--- RECORDED INFORMATION Enclosed Below ---
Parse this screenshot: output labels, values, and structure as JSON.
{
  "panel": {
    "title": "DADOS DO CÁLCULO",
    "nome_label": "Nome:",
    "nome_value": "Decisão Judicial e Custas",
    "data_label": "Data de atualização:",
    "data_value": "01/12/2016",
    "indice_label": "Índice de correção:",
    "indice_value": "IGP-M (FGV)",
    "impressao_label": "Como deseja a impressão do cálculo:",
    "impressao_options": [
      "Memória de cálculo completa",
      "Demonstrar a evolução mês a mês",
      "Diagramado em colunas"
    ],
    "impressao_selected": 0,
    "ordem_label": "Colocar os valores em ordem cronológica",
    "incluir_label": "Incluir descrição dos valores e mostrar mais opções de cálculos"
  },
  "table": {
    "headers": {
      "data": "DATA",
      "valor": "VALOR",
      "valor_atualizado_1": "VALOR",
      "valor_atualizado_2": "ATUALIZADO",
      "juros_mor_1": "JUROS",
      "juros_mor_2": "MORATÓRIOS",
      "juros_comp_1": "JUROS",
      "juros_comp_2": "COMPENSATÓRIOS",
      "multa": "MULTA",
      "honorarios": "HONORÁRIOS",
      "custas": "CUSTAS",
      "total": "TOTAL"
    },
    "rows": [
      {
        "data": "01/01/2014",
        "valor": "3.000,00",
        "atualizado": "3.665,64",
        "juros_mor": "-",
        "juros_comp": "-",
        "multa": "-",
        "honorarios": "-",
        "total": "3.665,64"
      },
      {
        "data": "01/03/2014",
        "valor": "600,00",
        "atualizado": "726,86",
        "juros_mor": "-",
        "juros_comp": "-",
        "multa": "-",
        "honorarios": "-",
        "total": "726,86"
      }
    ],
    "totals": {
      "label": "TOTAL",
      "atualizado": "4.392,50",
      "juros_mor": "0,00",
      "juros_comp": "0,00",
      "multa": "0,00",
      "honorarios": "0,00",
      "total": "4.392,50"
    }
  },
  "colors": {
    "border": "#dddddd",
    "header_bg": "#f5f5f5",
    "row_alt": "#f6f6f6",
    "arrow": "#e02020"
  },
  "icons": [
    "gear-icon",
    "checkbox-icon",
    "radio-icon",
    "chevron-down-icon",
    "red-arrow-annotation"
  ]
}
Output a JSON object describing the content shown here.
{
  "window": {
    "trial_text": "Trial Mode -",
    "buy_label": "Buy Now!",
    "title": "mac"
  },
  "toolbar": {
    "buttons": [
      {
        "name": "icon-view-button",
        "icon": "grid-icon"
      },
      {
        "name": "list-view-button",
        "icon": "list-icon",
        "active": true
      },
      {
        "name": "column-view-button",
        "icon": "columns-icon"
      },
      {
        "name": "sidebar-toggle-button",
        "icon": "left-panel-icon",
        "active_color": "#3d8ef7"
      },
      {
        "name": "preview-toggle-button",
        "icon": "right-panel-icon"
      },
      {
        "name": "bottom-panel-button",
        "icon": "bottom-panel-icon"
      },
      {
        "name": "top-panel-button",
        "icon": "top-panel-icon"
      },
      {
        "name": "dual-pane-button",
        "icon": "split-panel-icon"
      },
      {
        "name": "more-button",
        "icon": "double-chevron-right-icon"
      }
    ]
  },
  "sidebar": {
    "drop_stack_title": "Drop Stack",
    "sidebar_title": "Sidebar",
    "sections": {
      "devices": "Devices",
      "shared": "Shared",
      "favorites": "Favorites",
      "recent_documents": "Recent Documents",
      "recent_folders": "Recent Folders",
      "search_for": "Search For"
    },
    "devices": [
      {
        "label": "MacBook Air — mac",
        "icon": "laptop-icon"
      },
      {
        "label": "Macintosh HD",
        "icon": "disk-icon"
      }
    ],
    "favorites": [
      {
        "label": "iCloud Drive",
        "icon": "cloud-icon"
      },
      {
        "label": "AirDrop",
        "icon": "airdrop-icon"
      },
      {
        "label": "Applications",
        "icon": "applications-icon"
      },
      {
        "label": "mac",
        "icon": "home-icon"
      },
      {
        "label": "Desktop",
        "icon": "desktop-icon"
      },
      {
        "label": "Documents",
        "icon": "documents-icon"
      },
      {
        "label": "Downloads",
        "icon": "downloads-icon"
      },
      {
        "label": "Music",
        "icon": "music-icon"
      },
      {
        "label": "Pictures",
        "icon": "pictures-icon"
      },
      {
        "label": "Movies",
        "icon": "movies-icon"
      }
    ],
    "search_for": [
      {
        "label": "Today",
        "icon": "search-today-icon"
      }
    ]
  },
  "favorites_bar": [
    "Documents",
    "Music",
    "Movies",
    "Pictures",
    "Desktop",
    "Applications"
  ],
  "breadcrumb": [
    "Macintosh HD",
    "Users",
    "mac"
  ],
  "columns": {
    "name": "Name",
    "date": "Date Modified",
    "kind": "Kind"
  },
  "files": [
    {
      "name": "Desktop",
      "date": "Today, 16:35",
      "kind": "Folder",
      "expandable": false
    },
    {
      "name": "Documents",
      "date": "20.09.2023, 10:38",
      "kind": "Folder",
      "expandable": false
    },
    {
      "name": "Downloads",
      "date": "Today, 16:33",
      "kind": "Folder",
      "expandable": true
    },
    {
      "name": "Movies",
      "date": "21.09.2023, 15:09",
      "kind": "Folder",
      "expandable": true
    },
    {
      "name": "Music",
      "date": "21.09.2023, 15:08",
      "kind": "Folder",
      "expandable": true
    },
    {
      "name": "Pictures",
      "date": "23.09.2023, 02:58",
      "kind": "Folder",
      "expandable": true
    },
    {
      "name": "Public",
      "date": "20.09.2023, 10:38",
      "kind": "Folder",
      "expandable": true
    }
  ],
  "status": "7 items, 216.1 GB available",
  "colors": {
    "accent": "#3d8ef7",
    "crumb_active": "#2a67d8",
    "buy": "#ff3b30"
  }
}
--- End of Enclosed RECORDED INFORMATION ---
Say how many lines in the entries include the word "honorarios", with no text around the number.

OUTPUT FOR THIS TASK: 4